## DESCRIPTION OF THE TASK
Output must match the records, character for character.

## RECORDS SUPPLIED

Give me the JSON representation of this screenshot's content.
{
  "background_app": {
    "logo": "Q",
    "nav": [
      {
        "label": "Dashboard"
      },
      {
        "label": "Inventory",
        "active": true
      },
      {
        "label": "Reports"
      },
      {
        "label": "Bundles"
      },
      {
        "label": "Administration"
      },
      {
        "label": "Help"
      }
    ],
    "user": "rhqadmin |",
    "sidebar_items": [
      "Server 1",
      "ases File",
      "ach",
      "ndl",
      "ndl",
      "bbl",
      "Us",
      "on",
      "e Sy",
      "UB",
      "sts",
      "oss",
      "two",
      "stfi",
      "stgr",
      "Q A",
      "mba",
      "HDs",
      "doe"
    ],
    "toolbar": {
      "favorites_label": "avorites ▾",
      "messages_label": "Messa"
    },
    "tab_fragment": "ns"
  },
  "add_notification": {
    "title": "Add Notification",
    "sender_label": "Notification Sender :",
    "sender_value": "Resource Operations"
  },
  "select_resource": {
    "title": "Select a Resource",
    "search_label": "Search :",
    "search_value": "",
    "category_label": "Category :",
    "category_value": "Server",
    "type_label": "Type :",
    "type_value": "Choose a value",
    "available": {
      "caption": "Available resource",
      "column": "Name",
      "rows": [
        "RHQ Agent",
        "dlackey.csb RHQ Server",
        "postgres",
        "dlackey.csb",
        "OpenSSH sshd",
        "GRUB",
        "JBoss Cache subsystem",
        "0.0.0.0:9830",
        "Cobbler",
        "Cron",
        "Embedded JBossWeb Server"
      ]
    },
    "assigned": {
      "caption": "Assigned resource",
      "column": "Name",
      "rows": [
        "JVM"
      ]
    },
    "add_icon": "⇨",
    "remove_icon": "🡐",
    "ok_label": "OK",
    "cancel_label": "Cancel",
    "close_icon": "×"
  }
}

## RESPONSE TO THE TASK
Give me the JSON representation of this screenshot's content.
{
  "background_app": {
    "logo": "Q",
    "nav": [
      {
        "label": "Dashboard"
      },
      {
        "label": "Inventory",
        "active": true
      },
      {
        "label": "Reports"
      },
      {
        "label": "Bundles"
      },
      {
        "label": "Administration"
      },
      {
        "label": "Help"
      }
    ],
    "user": "rhqadmin |",
    "sidebar_items": [
      "Server 1",
      "ases File",
      "ach",
      "ndl",
      "ndl",
      "bbl",
      "Us",
      "on",
      "e Sy",
      "UB",
      "sts",
      "oss",
      "two",
      "stfi",
      "stgr",
      "Q A",
      "mba",
      "HDs",
      "doe"
    ],
    "toolbar": {
      "favorites_label": "avorites ▾",
      "messages_label": "Messa"
    },
    "tab_fragment": "ns"
  },
  "add_notification": {
    "title": "Add Notification",
    "sender_label": "Notification Sender :",
    "sender_value": "Resource Operations"
  },
  "select_resource": {
    "title": "Select a Resource",
    "search_label": "Search :",
    "search_value": "",
    "category_label": "Category :",
    "category_value": "Server",
    "type_label": "Type :",
    "type_value": "Choose a value",
    "available": {
      "caption": "Available resource",
      "column": "Name",
      "rows": [
        "RHQ Agent",
        "dlackey.csb RHQ Server",
        "postgres",
        "dlackey.csb",
        "OpenSSH sshd",
        "GRUB",
        "JBoss Cache subsystem",
        "0.0.0.0:9830",
        "Cobbler",
        "Cron",
        "Embedded JBossWeb Server"
      ]
    },
    "assigned": {
      "caption": "Assigned resource",
      "column": "Name",
      "rows": [
        "JVM"
      ]
    },
    "add_icon": "⇨",
    "remove_icon": "🡐",
    "ok_label": "OK",
    "cancel_label": "Cancel",
    "close_icon": "×"
  }
}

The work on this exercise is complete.